Sources say the union's president returned to his California home following the breakdown Sunday night. While talks could continue without him, although none are scheduled and sources say his departure is a sign of how far apart the two sides are.
(For a recap of the issues, watch the press conferences held last weekend
by the Theater League and officials of the striking stagehands union.)
Today marks the tenth day of the strike, which officials estimate is costing the theaters and surrounding businesses $2 million a day in lost revenue.
City Comptroller William Thompson says the economic impact of the strike could grow to six million if the strike is not settled soon and that it's not just the people who work on the shows that are affected.
"It's waiters, it's waitresses, it's everybody that really is touched by Broadway, at least in the short term,” said Thompson. “But, if you look at the longer term, that's where we have even bigger concerns, that if this strike stretches out, say for five or six weeks, what you may start to see then is, you know, people coming into town, who were going to take vacations to New York City starting to cancel their vacations."
More than two dozen Broadway shows are affected. Eight shows remain open under separate contracts with producers.
Theater-goers say they are disappointed by the cancellations.
"We just kind of made alternate plans, saw things that were going on,” said one theater fan. “I don't know. It's kind of disappointing. You know, you get here and it's like Îgee, what's up?’"
"It's quite disappointing really because it's the first time that I've actually booked tickets,” said another. “Although I've been before, it's the first time I've booked tickets for Broadway, so I did it all via the Internet before I got here."
Meanwhile, some of the restaurants currently struggling to draw crowds in the Theater District are offering a new incentive for patrons.
Twenty-five eateries are offering a 15-percent discount on lunch and dinner. The discount, which runs until the 25th, won't be available on Thanksgiving.
"Last night there was no discernable difference whatsoever,” said David Schmitt, a waiter at Broadway Joe Steakhouse. “We did have over 200 people in this little restaurant, so you know I'm not quite sure what the difference was. I was assigned to serving food and I know I kept serving food and people kept coming in the door and it was a normal November Saturday night.”
“[It’s been] terrible during the strike and a little bit of an impact with the discount,” said La Revista manager James Marchiognoli. “Some people asked. Last night, maybe seven or eight tables asked for the discount, but it was good. It was helpful."
The following restaurants are participating in Dining in the District
Bangkok House Restaurant
The Blue Point

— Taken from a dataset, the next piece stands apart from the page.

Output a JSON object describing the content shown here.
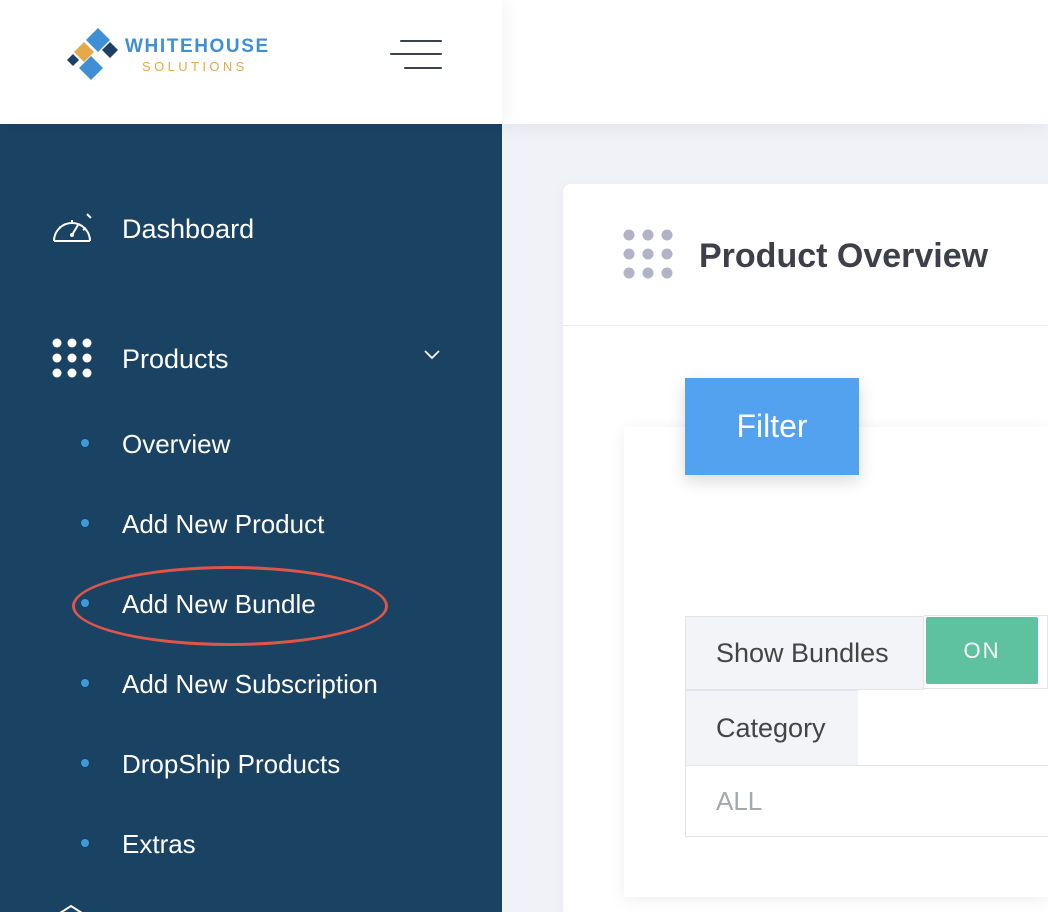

Brazil Brazil Restaurant
Brooklyn Diner—Times Square
Broadway Joe Steakhouse
Charley O’s (713 Eighth Avenue and 1611 Broadway)
El Azteca Mexican Restaurant
Etcetera Etcetera Restaurant
La Rivista Ristorante
Le Tre Venezie Restaurant
Metro Deli & Ranch 1
Murals on 54
Osteria del Circo
Pergola Des Artistes
Rene Pujol Restaurant Cooperative
Trattoria Dopo Teatro
The following shows are dark due to the strike:
August: Osage County
A Bronx Tale
A Chorus Line
The Color Purple
Cyrano de Bergerac
The Farnsworth Invention
How the Grinch Stole Christmas
Is He Dead?
The Lion King
The Little Mermaid
Phantom of the Opera
Rock n' Roll
NY1 offers refund information for shows affected by the strike.
Theatergoers can also visit www.ILoveNYTheater.com for additional information.
Stagehands, Producers Head To Bargaining Table
Second Opening Night Postponed Due To Broadway Strike
During Strike, Actors Take Their Places On Street, Instead Of Stage
Producers, Stagehands To Resume Talks On Saturday
As Broadway Remains Dark, Acting Company Marks 35 Years